    “I’m afraid that’s not going to happen,” Linus said, squaring his shoulders and facing me again.

    That ball of fear in my stomach morphed into a lump of cold, hard lead. “What . . . what are you saying?” I whispered, barely able to force out the words.

    “We do not negotiate with Reapers,” Linus said. “We are not giving the Reapers the candle. We can’t afford to. Not after you told us what it does, and how they could use it to return Loki to his full strength.”

    For a moment, I cocked my head to the side, wondering if I’d heard him right—and really, really hoping that I hadn’t.

    “You’re . . . you’re not going to save her?” I sputtered in disbelief. “You’re not going to give the Reapers the candle?”

    Linus straightened up to his full height, his face harsher and sharper than ever before. “No. We are not giving the Reapers the candle. We cannot do anything that will potentially make Loki stronger.”

    My gaze snapped over to Metis and Ajax. They both looked back at me with tired, weary faces.

    “I’m sorry, Gwen,” Metis said. “We tried to convince him to change his mind.”

    “We all did,” Ajax chimed in. “You know how much we all care about Geraldine.”

    Nickamedes didn’t say anything, but he looked at the others, his own features pinched tight with disgust.

    “But I’m not going to budge,” Linus finished. “I

    can’t. Not as the head of the Protectorate.”

    “Can’t? Or don’t want to?” I said in a clipped voice. Linus sighed. “Can’t, Miss Frost. Believe me, I take
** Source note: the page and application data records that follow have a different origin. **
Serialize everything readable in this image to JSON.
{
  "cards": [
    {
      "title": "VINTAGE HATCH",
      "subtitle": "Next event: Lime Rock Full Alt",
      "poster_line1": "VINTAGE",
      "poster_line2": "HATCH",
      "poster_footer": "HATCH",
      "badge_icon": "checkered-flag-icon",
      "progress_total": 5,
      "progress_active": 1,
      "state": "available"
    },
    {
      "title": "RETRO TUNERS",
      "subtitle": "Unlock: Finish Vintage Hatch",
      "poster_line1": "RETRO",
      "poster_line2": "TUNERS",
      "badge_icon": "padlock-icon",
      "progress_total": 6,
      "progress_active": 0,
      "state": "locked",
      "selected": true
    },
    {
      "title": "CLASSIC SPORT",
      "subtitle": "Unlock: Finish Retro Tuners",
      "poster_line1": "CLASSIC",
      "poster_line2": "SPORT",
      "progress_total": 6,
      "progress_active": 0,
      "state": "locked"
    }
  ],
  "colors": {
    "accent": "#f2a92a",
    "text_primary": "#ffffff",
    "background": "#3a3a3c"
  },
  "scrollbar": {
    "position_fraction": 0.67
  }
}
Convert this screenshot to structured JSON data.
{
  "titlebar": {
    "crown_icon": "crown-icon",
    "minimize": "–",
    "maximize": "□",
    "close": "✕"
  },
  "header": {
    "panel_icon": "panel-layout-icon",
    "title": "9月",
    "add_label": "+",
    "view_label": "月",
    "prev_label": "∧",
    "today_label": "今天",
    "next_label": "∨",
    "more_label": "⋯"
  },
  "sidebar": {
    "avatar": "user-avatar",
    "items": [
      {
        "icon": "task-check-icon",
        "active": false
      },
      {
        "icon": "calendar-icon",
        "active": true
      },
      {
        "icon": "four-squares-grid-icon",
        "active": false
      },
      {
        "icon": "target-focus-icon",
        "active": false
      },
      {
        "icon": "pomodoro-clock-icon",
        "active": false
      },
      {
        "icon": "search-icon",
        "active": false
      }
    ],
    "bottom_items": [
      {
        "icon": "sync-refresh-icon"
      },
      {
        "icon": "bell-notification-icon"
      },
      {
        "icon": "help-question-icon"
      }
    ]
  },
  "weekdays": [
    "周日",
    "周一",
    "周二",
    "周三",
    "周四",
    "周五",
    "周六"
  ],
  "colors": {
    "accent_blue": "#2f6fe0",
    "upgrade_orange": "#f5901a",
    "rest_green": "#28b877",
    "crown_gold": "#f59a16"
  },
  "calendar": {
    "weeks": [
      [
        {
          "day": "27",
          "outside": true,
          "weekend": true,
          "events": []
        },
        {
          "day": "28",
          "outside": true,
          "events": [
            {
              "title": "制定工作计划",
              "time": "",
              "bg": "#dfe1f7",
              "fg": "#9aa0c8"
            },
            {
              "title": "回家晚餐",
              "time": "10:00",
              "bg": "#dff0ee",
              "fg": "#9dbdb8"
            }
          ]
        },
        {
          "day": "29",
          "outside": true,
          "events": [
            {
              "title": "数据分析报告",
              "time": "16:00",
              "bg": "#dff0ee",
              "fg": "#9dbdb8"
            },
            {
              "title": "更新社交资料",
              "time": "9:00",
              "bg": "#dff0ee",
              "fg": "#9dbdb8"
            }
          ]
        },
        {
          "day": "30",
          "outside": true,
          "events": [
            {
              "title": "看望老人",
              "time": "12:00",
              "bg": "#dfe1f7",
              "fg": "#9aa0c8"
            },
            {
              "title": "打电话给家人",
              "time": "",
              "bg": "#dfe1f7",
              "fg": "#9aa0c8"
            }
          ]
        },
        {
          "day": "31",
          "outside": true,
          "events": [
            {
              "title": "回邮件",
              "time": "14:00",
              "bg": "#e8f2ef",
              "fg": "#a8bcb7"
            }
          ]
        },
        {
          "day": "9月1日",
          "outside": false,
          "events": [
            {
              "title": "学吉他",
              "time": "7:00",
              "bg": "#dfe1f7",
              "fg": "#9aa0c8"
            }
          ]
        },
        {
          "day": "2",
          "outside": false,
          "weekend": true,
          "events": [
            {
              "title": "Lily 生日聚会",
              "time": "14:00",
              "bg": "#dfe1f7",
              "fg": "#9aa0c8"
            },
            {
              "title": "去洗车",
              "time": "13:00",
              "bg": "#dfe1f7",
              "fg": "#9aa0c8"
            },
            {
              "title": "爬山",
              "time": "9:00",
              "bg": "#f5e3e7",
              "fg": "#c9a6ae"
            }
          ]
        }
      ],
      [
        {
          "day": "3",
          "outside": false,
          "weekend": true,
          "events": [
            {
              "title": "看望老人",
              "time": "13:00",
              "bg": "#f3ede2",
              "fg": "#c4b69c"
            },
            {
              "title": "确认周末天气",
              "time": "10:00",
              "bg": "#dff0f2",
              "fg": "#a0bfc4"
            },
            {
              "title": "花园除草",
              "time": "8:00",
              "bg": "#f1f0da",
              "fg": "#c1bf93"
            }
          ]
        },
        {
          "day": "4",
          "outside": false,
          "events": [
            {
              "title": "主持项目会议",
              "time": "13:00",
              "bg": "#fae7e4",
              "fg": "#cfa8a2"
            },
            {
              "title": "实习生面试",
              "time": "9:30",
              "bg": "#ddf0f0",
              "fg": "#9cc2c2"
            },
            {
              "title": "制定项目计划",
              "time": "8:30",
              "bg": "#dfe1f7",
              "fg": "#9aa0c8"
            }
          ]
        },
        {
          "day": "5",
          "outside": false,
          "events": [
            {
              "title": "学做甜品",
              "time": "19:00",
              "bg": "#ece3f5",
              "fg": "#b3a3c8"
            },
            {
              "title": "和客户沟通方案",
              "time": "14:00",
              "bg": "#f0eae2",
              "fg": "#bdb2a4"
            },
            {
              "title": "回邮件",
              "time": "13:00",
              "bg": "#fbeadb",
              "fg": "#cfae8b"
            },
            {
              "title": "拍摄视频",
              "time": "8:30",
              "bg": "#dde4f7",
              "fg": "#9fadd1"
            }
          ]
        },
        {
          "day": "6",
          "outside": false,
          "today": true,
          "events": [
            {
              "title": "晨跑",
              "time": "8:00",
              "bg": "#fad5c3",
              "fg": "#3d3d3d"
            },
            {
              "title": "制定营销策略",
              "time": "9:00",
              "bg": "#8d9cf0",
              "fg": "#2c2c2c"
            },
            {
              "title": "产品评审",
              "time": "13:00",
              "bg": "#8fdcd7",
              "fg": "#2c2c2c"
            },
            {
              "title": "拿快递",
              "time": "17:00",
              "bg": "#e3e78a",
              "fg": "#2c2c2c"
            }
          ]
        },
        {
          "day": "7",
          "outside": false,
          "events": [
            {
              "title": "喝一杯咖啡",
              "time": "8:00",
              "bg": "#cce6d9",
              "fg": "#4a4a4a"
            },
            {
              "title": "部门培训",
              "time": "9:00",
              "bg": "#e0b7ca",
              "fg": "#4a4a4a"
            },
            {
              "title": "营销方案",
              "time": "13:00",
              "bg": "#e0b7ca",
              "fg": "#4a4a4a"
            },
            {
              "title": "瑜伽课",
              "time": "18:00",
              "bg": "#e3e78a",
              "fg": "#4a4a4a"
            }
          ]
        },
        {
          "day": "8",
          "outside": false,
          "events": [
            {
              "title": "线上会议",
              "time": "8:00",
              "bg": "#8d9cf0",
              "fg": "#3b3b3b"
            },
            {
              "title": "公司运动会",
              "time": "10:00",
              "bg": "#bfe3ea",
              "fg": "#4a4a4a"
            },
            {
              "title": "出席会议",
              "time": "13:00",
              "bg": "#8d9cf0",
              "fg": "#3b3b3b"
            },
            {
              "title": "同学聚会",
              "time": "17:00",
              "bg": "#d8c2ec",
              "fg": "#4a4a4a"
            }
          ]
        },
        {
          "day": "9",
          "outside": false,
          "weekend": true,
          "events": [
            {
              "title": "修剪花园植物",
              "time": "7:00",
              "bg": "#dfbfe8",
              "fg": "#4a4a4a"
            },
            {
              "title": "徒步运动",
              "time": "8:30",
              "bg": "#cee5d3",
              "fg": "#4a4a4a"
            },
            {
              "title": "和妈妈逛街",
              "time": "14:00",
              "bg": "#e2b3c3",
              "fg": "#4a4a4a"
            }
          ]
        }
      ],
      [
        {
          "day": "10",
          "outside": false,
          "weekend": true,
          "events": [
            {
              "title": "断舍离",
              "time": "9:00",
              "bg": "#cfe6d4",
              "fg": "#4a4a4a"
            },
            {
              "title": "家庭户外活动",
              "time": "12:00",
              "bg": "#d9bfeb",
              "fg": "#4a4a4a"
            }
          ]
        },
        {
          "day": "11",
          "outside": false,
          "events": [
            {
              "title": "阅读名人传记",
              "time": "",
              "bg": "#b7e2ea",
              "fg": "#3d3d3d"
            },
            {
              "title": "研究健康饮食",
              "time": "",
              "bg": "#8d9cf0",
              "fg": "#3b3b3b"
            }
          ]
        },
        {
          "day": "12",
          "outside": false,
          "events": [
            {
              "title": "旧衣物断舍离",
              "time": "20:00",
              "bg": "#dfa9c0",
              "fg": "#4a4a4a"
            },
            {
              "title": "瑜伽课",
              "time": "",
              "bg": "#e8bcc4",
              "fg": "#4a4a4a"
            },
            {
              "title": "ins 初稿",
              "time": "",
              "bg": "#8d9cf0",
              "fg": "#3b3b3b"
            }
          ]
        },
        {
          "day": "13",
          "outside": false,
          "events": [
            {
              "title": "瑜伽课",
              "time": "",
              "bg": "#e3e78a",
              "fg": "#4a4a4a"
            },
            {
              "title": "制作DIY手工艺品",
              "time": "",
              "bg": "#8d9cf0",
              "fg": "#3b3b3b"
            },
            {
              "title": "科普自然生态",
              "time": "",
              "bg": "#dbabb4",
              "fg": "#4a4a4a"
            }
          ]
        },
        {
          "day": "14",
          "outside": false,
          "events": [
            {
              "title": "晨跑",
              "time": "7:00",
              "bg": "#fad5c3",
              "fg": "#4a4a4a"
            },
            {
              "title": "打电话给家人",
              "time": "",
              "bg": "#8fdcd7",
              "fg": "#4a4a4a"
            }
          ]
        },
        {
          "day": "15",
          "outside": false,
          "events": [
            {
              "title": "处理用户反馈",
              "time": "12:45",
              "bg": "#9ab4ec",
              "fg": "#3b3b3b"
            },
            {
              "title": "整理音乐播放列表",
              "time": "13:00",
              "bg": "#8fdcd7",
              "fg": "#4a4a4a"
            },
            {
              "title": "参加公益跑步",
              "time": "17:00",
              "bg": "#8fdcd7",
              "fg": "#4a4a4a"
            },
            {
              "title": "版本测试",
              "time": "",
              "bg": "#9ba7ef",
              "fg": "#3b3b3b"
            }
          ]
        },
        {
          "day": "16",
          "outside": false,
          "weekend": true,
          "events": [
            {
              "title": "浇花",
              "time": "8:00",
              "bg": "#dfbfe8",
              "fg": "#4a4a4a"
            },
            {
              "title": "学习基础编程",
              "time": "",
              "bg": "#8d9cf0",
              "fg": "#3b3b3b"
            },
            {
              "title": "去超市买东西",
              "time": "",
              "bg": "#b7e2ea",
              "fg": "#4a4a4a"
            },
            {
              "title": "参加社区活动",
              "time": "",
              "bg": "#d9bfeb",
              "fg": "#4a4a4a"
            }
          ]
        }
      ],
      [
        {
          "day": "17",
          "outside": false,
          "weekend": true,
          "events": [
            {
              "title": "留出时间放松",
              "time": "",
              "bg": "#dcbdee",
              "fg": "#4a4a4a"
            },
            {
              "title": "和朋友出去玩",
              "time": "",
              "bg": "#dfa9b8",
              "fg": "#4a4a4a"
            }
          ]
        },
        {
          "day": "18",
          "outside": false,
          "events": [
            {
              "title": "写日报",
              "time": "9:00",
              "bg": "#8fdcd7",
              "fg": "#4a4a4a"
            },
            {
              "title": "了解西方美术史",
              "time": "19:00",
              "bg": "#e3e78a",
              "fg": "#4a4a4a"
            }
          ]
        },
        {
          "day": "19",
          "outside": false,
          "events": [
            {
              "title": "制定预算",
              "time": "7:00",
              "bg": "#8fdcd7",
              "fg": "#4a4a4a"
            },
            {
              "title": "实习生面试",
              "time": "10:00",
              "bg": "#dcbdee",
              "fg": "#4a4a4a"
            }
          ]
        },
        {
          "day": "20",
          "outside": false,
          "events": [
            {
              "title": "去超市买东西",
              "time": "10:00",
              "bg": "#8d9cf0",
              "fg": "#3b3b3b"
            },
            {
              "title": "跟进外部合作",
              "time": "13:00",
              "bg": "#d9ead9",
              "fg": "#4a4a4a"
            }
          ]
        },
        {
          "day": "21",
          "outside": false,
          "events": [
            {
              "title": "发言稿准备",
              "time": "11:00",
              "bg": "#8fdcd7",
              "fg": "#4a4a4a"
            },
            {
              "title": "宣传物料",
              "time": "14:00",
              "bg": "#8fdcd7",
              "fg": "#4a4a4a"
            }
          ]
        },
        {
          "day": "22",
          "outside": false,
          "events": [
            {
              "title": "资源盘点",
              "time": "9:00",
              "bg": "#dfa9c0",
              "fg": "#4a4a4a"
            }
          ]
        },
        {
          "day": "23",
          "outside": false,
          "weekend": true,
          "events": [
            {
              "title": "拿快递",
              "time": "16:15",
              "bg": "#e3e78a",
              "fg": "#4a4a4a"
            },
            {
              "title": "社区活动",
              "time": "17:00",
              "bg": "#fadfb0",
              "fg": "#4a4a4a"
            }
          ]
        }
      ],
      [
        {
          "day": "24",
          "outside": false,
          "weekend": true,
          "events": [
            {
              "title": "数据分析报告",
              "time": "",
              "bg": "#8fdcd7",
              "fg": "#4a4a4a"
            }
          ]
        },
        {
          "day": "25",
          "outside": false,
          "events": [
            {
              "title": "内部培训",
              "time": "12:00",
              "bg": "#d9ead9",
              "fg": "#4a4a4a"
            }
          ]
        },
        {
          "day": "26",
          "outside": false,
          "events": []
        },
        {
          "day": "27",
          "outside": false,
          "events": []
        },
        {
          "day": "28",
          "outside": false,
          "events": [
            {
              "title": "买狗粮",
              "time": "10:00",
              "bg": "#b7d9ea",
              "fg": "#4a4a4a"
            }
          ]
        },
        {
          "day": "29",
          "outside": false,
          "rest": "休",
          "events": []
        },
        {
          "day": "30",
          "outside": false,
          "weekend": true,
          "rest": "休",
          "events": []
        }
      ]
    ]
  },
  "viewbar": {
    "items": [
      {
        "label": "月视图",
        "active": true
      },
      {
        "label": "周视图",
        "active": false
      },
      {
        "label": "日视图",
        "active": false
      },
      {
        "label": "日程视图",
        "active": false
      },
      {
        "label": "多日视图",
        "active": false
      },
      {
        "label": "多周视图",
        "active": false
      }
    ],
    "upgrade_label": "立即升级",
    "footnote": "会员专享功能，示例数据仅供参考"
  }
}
    no pleasure in this. No pleasure at all.”

    “But you . . . you can’t just leave her with the Reapers,” I protested, my hands balling into tight fists. “Vivian and Agrona will kill her—they’ll torture her—just out of spite.”

    “I’m sorry, Miss Frost,” Linus repeated. “Truly, I am. But there’s nothing I can do in regard to the candle. Rest assured that I have every available member of the Protectorate out looking for your grandmother. We are doing everything in our power to find her.”

    I glared at him. “Just not everything in your power to actually save her, right?”

    Linus’s lips pressed into a hard, thin line, but he didn’t argue with me. He couldn’t.

    I looked at them all in turn. Linus. Metis. Ajax. Nickamedes. They stared back at me, a mixture of pity and resignation on their faces. Well, except for Nickamedes, who looked as angry as I felt. And I realized that they were actually going to do it. They were actually going to stand by and let my grandma die. Anger roared through me at the knowledge, melting that cold ball of lead in the pit of my stomach, and leaving behind a hard, sizzling determination, more intense than any I’d ever felt before.